ND chemist studies compound he invented to treat stroke, cancer
SOUTH BEND — A molecule invented by a University of Notre Dame chemist has been shown to reduce brain damage from stroke and slow down cancer in recent experiments performed on mice.
University of Notre Dame chemist Shahriar Mobashery invented the compound, called SB-3CT, four years ago while he was a professor at Wayne State University and has continued to work on it over the past two years at ND.
Evidence for the compound’s effectiveness in mice — a clue but by no means a guarantee that it will work in people — has been boosted by two recent studies.
In July, a study based on research done in California showed that SB-3CT reduced brain damage in mice that had suffered strokes.
A month earlier, researchers in Germany reported that it had extended survival in mice with an aggressive form of lymphoma.
Mobashery said the studies show that SB-3CT deserves to be taken to the next level of drug development. That includes further animal tests to see exactly how the compound is metabolized and to gauge its toxicity.
“I’m personally committed to move this as far as I possibly can,’’ Mobashery said, noting that all of the research leading up to human trials can be done at ND.
Mobashery, who holds a patent on SB-3CT, said the molecule inhibits two naturally occurring enzymes, called gelatinases, that are culprits in a variety of diseases.
In ischemic strokes, the kind caused by clots that cut off blood flow to part of the brain, gelatinases are believed to promote the death of brain cells.
In cancer, Mobashery said they allow cancer cells to break away from tumors, freeing them to enter the bloodstream and spread throughout the body.
The only current treatment for ischemic stroke is a clot-busting drug (t-PA) that must be given within three hours of the onset of symptoms.
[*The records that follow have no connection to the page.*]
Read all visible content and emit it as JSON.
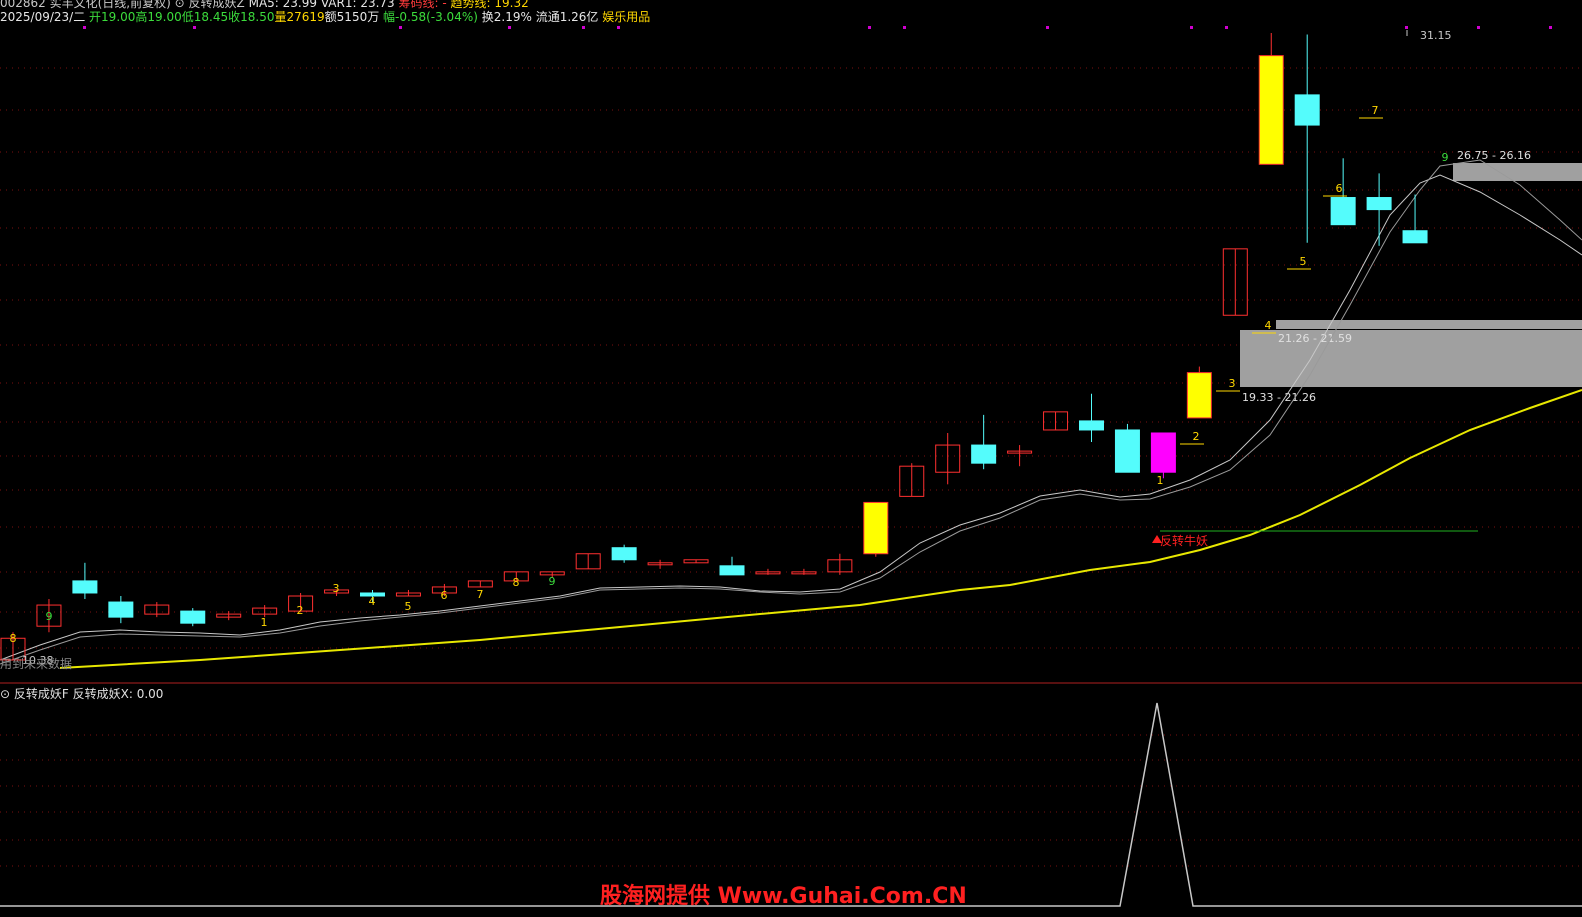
{
  "header": {
    "line1": {
      "stock": "002862 实丰文化(日线,前复权)",
      "indicator": "反转成妖Z",
      "ma5": "MA5: 23.99",
      "var1": "VAR1: 23.73",
      "cost_line": "筹码线: -",
      "trend_line": "趋势线: 19.32"
    },
    "line2": {
      "date": "2025/09/23/二",
      "open": "开19.00",
      "high": "高19.00",
      "low": "低18.45",
      "close": "收18.50",
      "volume": "量27619",
      "amount": "额5150万",
      "change": "幅-0.58(-3.04%)",
      "turnover": "换2.19%",
      "float": "流通1.26亿",
      "sector": "娱乐用品"
    }
  },
  "main_chart": {
    "high_label": "31.15",
    "low_label": "10.38",
    "left_note": "用到未来数据",
    "zones": [
      {
        "label": "26.75 - 26.16"
      },
      {
        "label": "21.26 - 21.59"
      },
      {
        "label": "19.33 - 21.26"
      }
    ],
    "signal_label": "反转牛妖",
    "count_labels": [
      "8",
      "9",
      "1",
      "2",
      "3",
      "4",
      "5",
      "6",
      "7",
      "8",
      "9",
      "1",
      "2",
      "3",
      "4",
      "5",
      "6",
      "7",
      "9"
    ]
  },
  "sub_chart": {
    "title": "反转成妖F",
    "value": "反转成妖X: 0.00"
  },
  "watermark": "股海网提供 Www.Guhai.Com.CN",
  "colors": {
    "up": "#ff3030",
    "down": "#54fcfc",
    "highlight": "#ffff00",
    "signal": "#ff00ff",
    "trend": "#e8e800",
    "zone": "#a0a0a0"
  },
  "chart_data": {
    "type": "candlestick",
    "price_range": [
      10.38,
      31.15
    ],
    "candles": [
      {
        "o": 10.38,
        "h": 11.3,
        "l": 10.38,
        "c": 11.1
      },
      {
        "o": 11.5,
        "h": 12.4,
        "l": 11.3,
        "c": 12.2
      },
      {
        "o": 13.0,
        "h": 13.6,
        "l": 12.4,
        "c": 12.6
      },
      {
        "o": 12.3,
        "h": 12.5,
        "l": 11.6,
        "c": 11.8
      },
      {
        "o": 11.9,
        "h": 12.3,
        "l": 11.8,
        "c": 12.2
      },
      {
        "o": 12.0,
        "h": 12.1,
        "l": 11.5,
        "c": 11.6
      },
      {
        "o": 11.8,
        "h": 12.0,
        "l": 11.7,
        "c": 11.9
      },
      {
        "o": 11.9,
        "h": 12.2,
        "l": 11.8,
        "c": 12.1
      },
      {
        "o": 12.0,
        "h": 12.6,
        "l": 12.0,
        "c": 12.5
      },
      {
        "o": 12.6,
        "h": 12.7,
        "l": 12.5,
        "c": 12.7
      },
      {
        "o": 12.6,
        "h": 12.7,
        "l": 12.3,
        "c": 12.5
      },
      {
        "o": 12.5,
        "h": 12.7,
        "l": 12.5,
        "c": 12.6
      },
      {
        "o": 12.6,
        "h": 12.9,
        "l": 12.5,
        "c": 12.8
      },
      {
        "o": 12.8,
        "h": 13.0,
        "l": 12.8,
        "c": 13.0
      },
      {
        "o": 13.0,
        "h": 13.3,
        "l": 13.0,
        "c": 13.3
      },
      {
        "o": 13.2,
        "h": 13.3,
        "l": 13.1,
        "c": 13.3
      },
      {
        "o": 13.4,
        "h": 13.9,
        "l": 13.4,
        "c": 13.9
      },
      {
        "o": 14.1,
        "h": 14.2,
        "l": 13.6,
        "c": 13.7
      },
      {
        "o": 13.6,
        "h": 13.7,
        "l": 13.4,
        "c": 13.6
      },
      {
        "o": 13.6,
        "h": 13.7,
        "l": 13.6,
        "c": 13.7
      },
      {
        "o": 13.5,
        "h": 13.8,
        "l": 13.3,
        "c": 13.2
      },
      {
        "o": 13.3,
        "h": 13.4,
        "l": 13.2,
        "c": 13.3
      },
      {
        "o": 13.3,
        "h": 13.4,
        "l": 13.2,
        "c": 13.3
      },
      {
        "o": 13.3,
        "h": 13.9,
        "l": 13.2,
        "c": 13.7
      },
      {
        "o": 13.9,
        "h": 15.6,
        "l": 13.8,
        "c": 15.6
      },
      {
        "o": 15.8,
        "h": 16.9,
        "l": 15.8,
        "c": 16.8
      },
      {
        "o": 16.6,
        "h": 17.9,
        "l": 16.2,
        "c": 17.5
      },
      {
        "o": 17.5,
        "h": 18.5,
        "l": 16.7,
        "c": 16.9
      },
      {
        "o": 17.3,
        "h": 17.5,
        "l": 16.8,
        "c": 17.3
      },
      {
        "o": 18.0,
        "h": 18.6,
        "l": 18.0,
        "c": 18.6
      },
      {
        "o": 18.3,
        "h": 19.2,
        "l": 17.6,
        "c": 18.0
      },
      {
        "o": 18.0,
        "h": 18.2,
        "l": 16.6,
        "c": 16.6
      },
      {
        "o": 16.6,
        "h": 17.9,
        "l": 16.4,
        "c": 17.9
      },
      {
        "o": 18.4,
        "h": 20.1,
        "l": 18.4,
        "c": 19.9
      },
      {
        "o": 21.8,
        "h": 24.0,
        "l": 21.8,
        "c": 24.0
      },
      {
        "o": 26.8,
        "h": 31.15,
        "l": 26.8,
        "c": 30.4
      },
      {
        "o": 29.1,
        "h": 31.1,
        "l": 24.2,
        "c": 28.1
      },
      {
        "o": 25.7,
        "h": 27.0,
        "l": 25.0,
        "c": 24.8
      },
      {
        "o": 25.7,
        "h": 26.5,
        "l": 24.1,
        "c": 25.3
      },
      {
        "o": 24.6,
        "h": 25.8,
        "l": 24.2,
        "c": 24.2
      }
    ],
    "trend_line_last": 19.32,
    "sub_indicator": {
      "name": "反转成妖X",
      "value": 0.0
    }
  }
}
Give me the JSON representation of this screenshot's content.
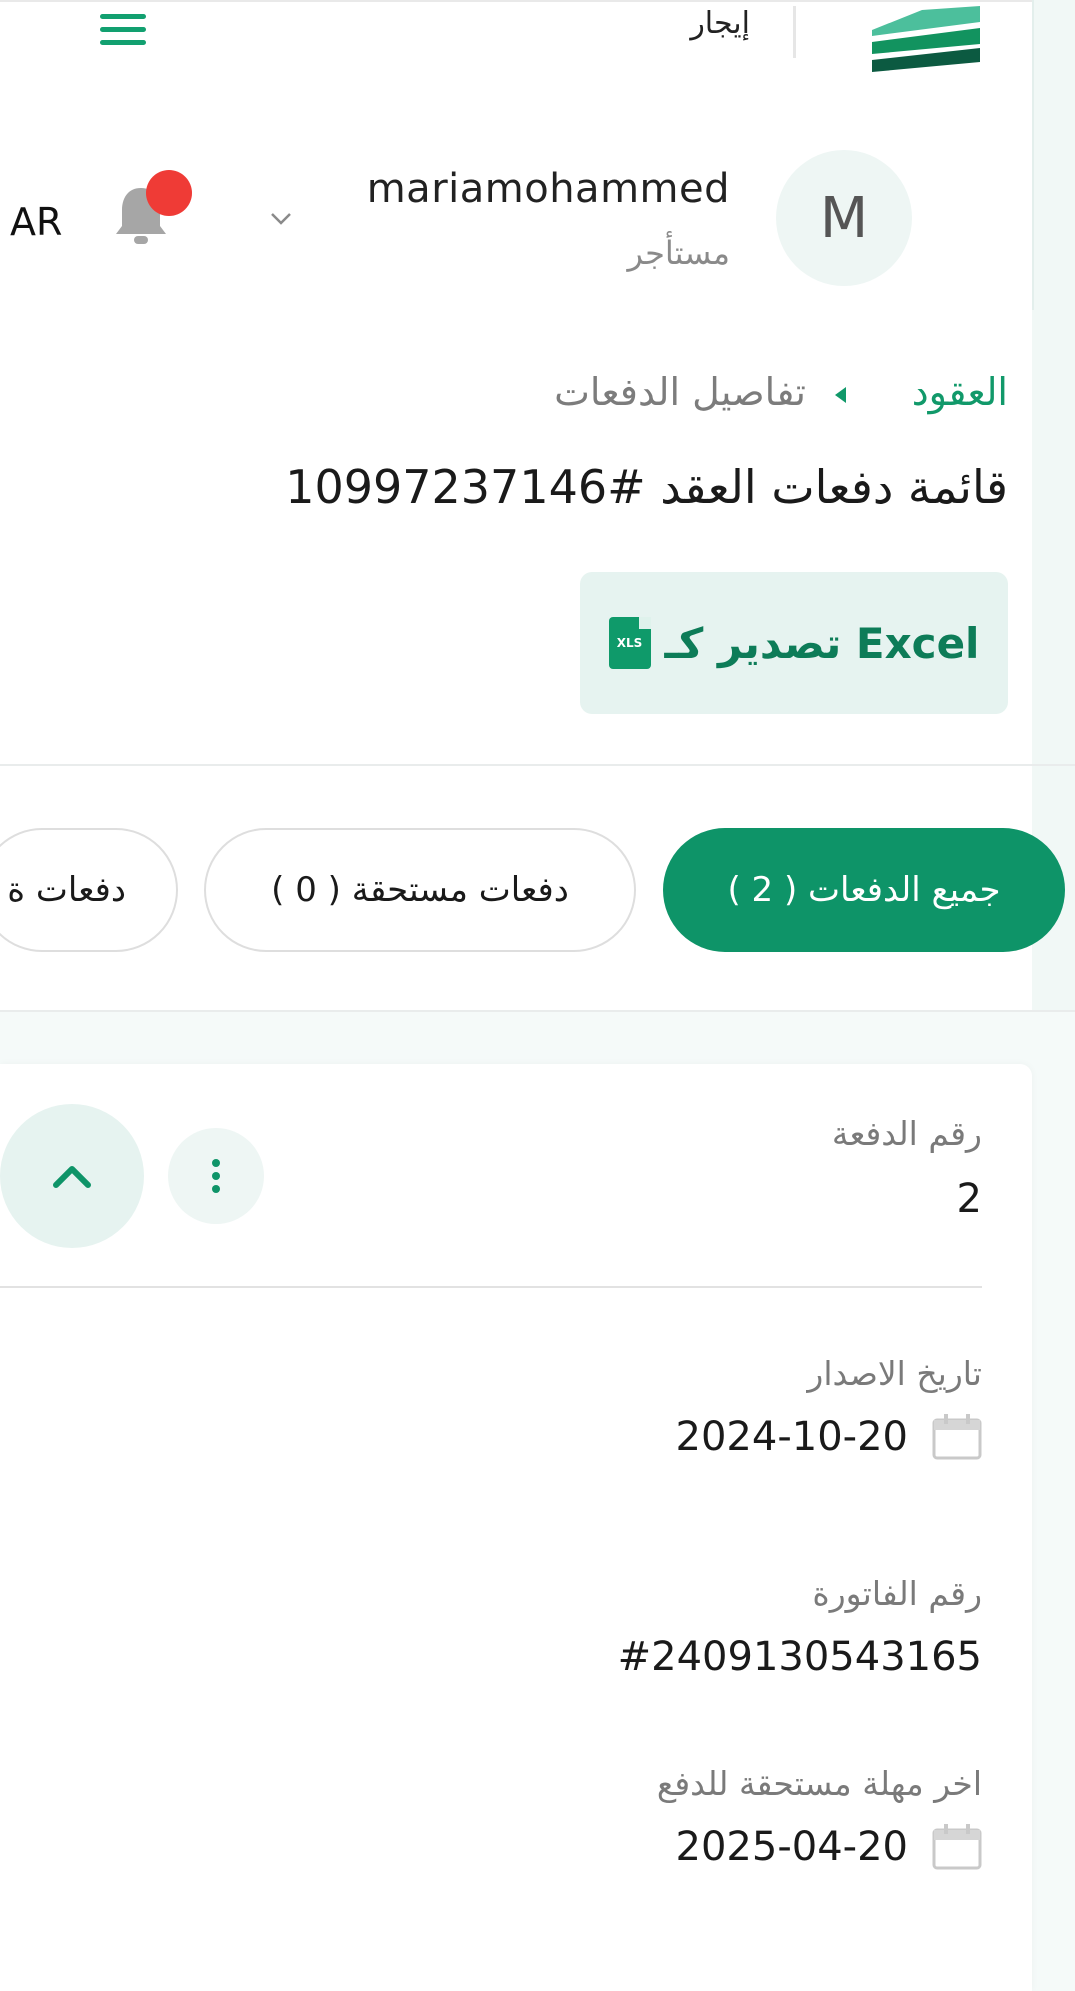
{
  "header": {
    "app_name": "إيجار",
    "menu_icon": "hamburger-icon",
    "logo_icon": "ejar-logo"
  },
  "user": {
    "language": "AR",
    "name": "mariamohammed",
    "role": "مستأجر",
    "avatar_initial": "M"
  },
  "breadcrumb": {
    "root": "العقود",
    "current": "تفاصيل الدفعات"
  },
  "page": {
    "title": "قائمة دفعات العقد #10997237146",
    "export_label": "تصدير كـ Excel",
    "export_icon_text": "XLS"
  },
  "tabs": [
    {
      "label": "جميع الدفعات ( 2 )",
      "active": true
    },
    {
      "label": "دفعات مستحقة ( 0 )",
      "active": false
    },
    {
      "label": "دفعات ة",
      "active": false
    }
  ],
  "payment": {
    "number_label": "رقم الدفعة",
    "number_value": "2",
    "issue_date_label": "تاريخ الاصدار",
    "issue_date_value": "2024-10-20",
    "invoice_label": "رقم الفاتورة",
    "invoice_value": "#2409130543165",
    "due_label": "اخر مهلة مستحقة للدفع",
    "due_value": "2025-04-20"
  },
  "colors": {
    "brand_green": "#0e9468",
    "notification_red": "#ef3b36",
    "light_green_bg": "#e6f3f0"
  }
}
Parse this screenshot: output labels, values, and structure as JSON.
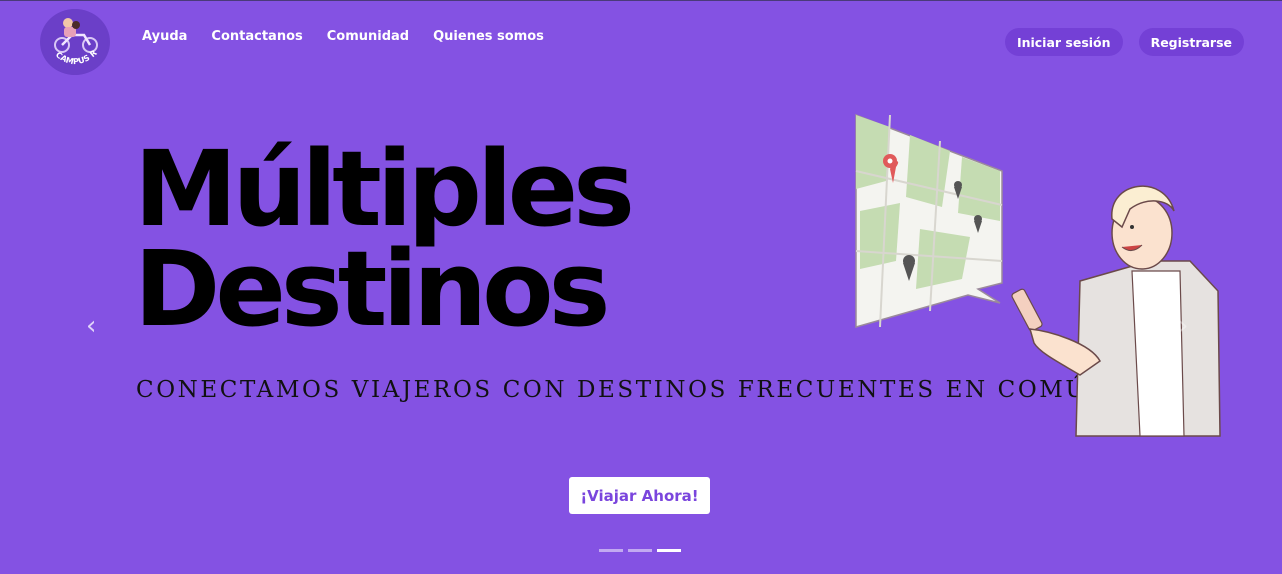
{
  "brand": {
    "logo_text": "CAMPUS RIDE"
  },
  "nav": {
    "links": [
      {
        "label": "Ayuda"
      },
      {
        "label": "Contactanos"
      },
      {
        "label": "Comunidad"
      },
      {
        "label": "Quienes somos"
      }
    ]
  },
  "auth": {
    "login_label": "Iniciar sesión",
    "register_label": "Registrarse"
  },
  "hero": {
    "title_line1": "Múltiples",
    "title_line2": "Destinos",
    "subtitle": "CONECTAMOS VIAJEROS CON DESTINOS FRECUENTES EN COMÚN",
    "cta_label": "¡Viajar Ahora!"
  },
  "carousel": {
    "prev_icon": "chevron-left-icon",
    "next_icon": "chevron-right-icon",
    "prev_glyph": "‹",
    "next_glyph": "›",
    "slide_count": 3,
    "active_slide": 3
  },
  "colors": {
    "background": "#8452e3",
    "button": "#7440d6",
    "cta_text": "#7a45dd"
  }
}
Most people having strokes aren’t taken to the hospital quickly enough to receive it.
But the tests in California found that SB-3CT had a beneficial effect in mice brains up to six hours after the start of stroke. That implies that SB-3CT, if it works in people, might provide a larger window of opportunity for them to get to the hospital and receive treatment.
Tests at the Burnham Institute in LaJolla, Calif., showed that it reduced tissue loss in mice brains by 70 percent. The study appeared in the Journal of Neuroscience.
The cancer study in Germany involved mice that had been genetically altered to develop a very aggressive form of lymphoma. SB-3CT slowed liver metastasis in these mice and extended their survival by 30 percent to 40 percent, according to a study in the May edition of the journal Cancer Research.
But a senior principal investigator at the National Cancer Institute expressed some doubt about the promise gelatinase inhibitors may hold in stopping cancer.
Dr. William Stetler-Stevenson, a senior principal investigator in NCI’s cell and cancer biology branch, said the strategy was extensively studied in the 1990s — with discouraging results. The approach worked well in mice, but benefits were not seen in people, he said.
“We’ve been down this road,’’ he said.
Mobashery said earlier drug studies involved substances that inhibited a whole class of enzymes called matrix metalloproteinases. They were "broad-spectrum’’ in their effect.
His molecule is different in that it inhibits only two — MMP-2 and MMP-9 — that he and other scientists believe are involved in cancer metastasis. So far, he said, SB-3CT is the only chemical proven to be selective against that pair.
Stetler-Stevenson, however, said that while he believes that MMP-2 and MMP-9 are culprits in stroke and heart attack, they may not be the most important targets in cancer.
“There is a significant amount of evidence that other MMPs may be better targets in respect to cancer,‘’ he said. "But in stroke and cardiac disease they may play an important role.’’
Only more research, time-consuming and costly, will determine whether SB-3CT will give doctors new weapons and against what diseases.